Does Getting Featured on Etsy or Buzzfeed Matter?

Getting featured by Etsy or Buzzfeed can feel like the Holy Grail to makers. Do you just sit back and watch the sales roll in? We talk with two #ahasmembers about their experiences with get featured on these platforms.

Melissa Gondek: Small Company Artworks

Name: Melissa Gondek

Shop: Small Company Artworks

Where I live: Los Angeles, CA

When and where were you featured in Buzzfeed? 

One of my sculptures was featured in a Buzzfeed article about "adorably unusual" wedding cake toppers (here) back in 2015. They called my same-sex cake topper "so adorable you're crying," which was a nice compliment.

What did that feature result in? 

I saw a sharp increase in traffic to the linked topper, although only a very small percentage stayed to look at other sculpture in my shop. The traffic peaked after a day or two, then fell off to an occasional trickle. I still get a hit from that link once every few weeks, but nothing significant.

I never saw a sales spike that was directly attributable to this feature, though. I do have an active and enthusiastic following for same-sex cake toppers, and I've done a few custom (same-sex and traditional) toppers based on the original sculpture in the Buzzfeed article. But it appears most of those sales came from organic searches on Etsy and Google. I suspect the market for same-sex toppers is simply less crowded than for traditional cake toppers, making my work easier to find.

Did you acknowledge or capitalize on the feature in any way?

I shared the feature on my social media, which I think was the primary value for me. My business wasn't a year old yet at the time, so a Buzzfeed feature gave me valuable social proof that I could share with my (very slowly-growing) following. The social media posts were shared and "liked" by a large number of friends and customers, so the reach was far beyond what I had been able to achieve on my own at that point.
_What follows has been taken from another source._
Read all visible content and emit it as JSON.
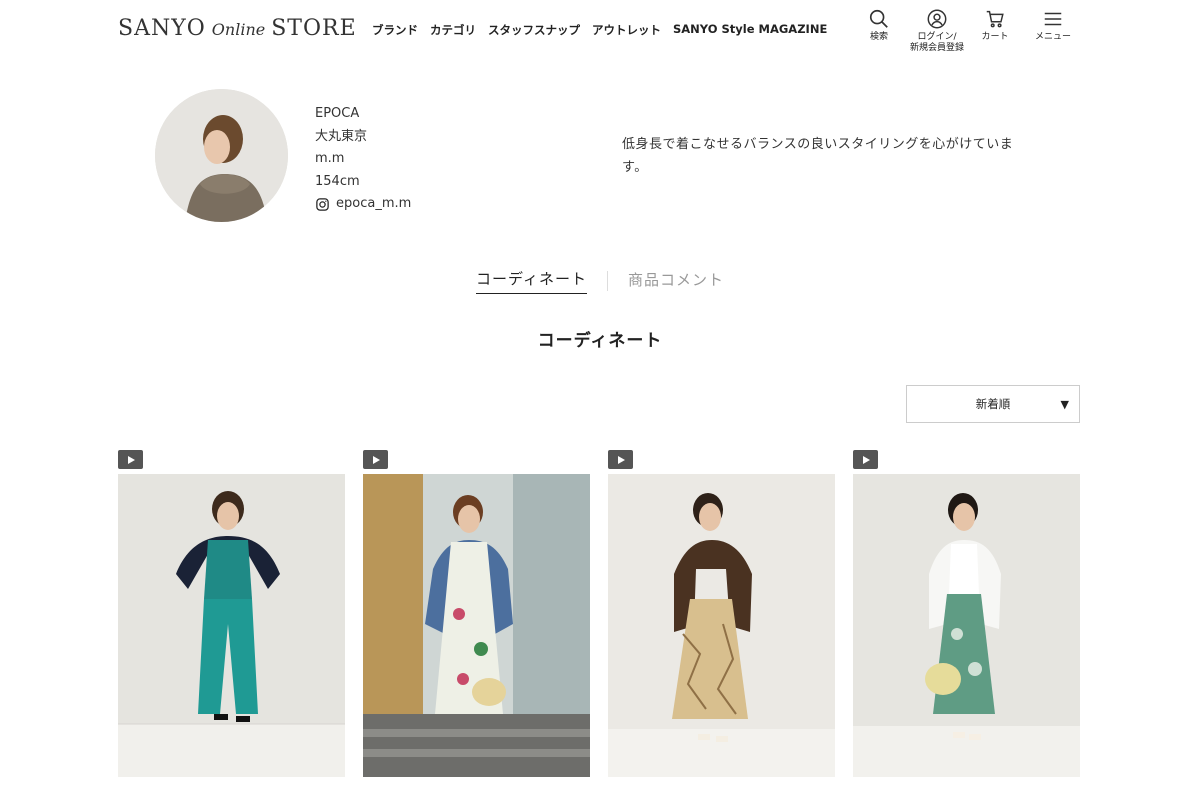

Sarah Mandell: Once Again Sam

Name: Sarah Mandell

Shop: Once Again Sam

Where I live: Greenville, SC

When and where were you featured? 

My first major feature was in an Etsy Finds email back in 2010. I believe this is the feature that put me on the map, and it was pure luck. Over the next six years, my work has been featured on Etsy’s front page a few times, as the cover image on their Facebook page, in trends emails, and I had one or two opportunities for interviews on their blog as well.
Buzzfeed has also included my work on their site a few times in the last two years in gift guides or themed articles.  
This past spring, I hit the jackpot when my custom children’s portrait pendants were featured in Etsy’s Editor’s Picks prior to Mother’s Day, and the product photography was used as the main image for their gift guide.

What did that feature result in?

Each of these Etsy features resulted in a major boost in sales that lasted for weeks after the feature ran. The Mother’s Day feature this spring was by far the biggest feature I’ve ever had. In the month of April alone, I sold about 80% of what I sold in the entire previous year on Etsy. Talk about a lucky break!
The Buzzfeed features certainly bring in a nice spike in traffic and sales, but it’s over quickly. 

Did you acknowledge or capitalize on the feature in any way?

I had big plans for Mother’s Day promotions this spring, but once the Etsy feature began and the sales started pouring in fast, I was so slammed with orders, I actually pulled down most of the ads and decided against running any coupons. It was all I could do to keep up with orders so I kept quiet and kept my head down until the rush was over.
Aside from the recent Mother’s Day feature that overwhelmed me this spring, I always always always spread the word about press features. I’ll post them on social media, or include a write up on my blog or newsletter. I also have a press page on my website, but that’s primarily magazine or newspaper features:
 I think sharing features helps to build cred – the same way we might take a second look at a book in the book store if it has a sticker that says “New York Times Best Seller”. When I’m fortunate enough to have my work featured in a magazine, or on Etsy or Buzzfeed, it shows that I make something press-worthy, so I certainly want to spread the word about that. In my opinion, this a socially acceptable time to talk up your work. You might not say “My handmade jewelry is freaking amazing” but you can definitely say “Women’s Day Magazine said my handmade jewelry is freaking amazing!”
As far as capitalizing on press goes, I had good success with a feature-related coupon in 2015 when I was featured in Southern Living’s The Daily South. When this feature ran, I set up a coupon code that could only be obtained if the customer read the article (or at least clicked through to the site and counted words). It went something like this: “Get 25% off your entire order! The coupon code is the 4th word in the second sentence of the first paragraph.” I sent my customers on a little treasure hunt that time, but it worked out nicely on many levels.

I'd love to know-- have you ever been featured on Etsy or Buzzfeed? What was that experience like? Let us know in the comments below!